“Oh, all right!” King Oscar leaned down so that Lord Henry could wrap the bandage around his head, covering up the bleeding ear. “It will be fine, you shouldn’t worry. Is the Crystal Boy gone completely now? I wish we could make him stay forever!” The king’s giant sigh seemed to shake every branch all around the Glade, as Charles appeared beside him.
“We should go back to the Palace Beautiful now, Oscar… it’s almost daylight. Here’s your crown.” He handed the king his circle of sunflowers, taking care that they didn’t catch fire on his beard. As Oscar slowly got to his feet and began to move further into the trees, he stopped suddenly as his attention was caught by two dark figures standing silently nearby, deep in conversation with the black-faced imp.
“Look!” King Oscar hissed to Robbie as the elf came to his side. “What are Darkmen doing in the Secret Glade?”
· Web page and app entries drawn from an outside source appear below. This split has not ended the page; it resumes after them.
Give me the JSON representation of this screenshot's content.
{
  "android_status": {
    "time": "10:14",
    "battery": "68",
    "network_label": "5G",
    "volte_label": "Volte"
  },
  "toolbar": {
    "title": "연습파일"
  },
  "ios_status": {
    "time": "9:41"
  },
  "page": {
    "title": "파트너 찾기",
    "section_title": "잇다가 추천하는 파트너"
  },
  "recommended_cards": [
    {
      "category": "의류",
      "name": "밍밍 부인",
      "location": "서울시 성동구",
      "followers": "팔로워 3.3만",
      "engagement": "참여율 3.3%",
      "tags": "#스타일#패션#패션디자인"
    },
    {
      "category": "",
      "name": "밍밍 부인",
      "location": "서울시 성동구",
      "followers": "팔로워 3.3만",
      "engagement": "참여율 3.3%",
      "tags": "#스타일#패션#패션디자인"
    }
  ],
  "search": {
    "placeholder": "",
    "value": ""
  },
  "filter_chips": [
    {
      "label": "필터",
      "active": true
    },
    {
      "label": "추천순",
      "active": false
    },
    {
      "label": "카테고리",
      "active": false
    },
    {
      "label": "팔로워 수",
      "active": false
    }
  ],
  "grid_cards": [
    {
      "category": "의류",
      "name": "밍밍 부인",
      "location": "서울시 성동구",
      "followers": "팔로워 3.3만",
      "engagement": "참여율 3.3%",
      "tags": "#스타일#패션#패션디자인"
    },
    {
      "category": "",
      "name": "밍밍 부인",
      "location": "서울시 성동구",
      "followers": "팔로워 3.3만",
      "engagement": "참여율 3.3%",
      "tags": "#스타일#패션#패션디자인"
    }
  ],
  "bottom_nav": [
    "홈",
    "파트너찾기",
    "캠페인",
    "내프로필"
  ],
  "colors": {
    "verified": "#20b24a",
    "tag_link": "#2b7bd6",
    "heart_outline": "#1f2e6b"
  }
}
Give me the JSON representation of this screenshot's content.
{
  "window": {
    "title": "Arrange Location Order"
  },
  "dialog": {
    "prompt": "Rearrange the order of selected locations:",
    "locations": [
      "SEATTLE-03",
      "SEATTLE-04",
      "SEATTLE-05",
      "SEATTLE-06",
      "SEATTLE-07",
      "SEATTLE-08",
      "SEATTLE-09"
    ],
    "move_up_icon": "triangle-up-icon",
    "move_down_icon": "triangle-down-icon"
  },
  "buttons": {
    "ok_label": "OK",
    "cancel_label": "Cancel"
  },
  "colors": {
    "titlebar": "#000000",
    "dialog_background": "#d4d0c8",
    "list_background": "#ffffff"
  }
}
“I’ve no idea… should we follow them and find out?” whispered Robbie, tugging at the sleeve of King Oscar’s robe.But the king was distracted by Charles’s shout of “Follow me this way!” When he glanced back at the Darkmen, they’d disappeared. In fact King Oscar thought he might almost have imagined them, as indeed he might have imagined the image of the Crystal Boy… but he still felt the sharp pain in his ear to remind him of the reality of the Secret Glade.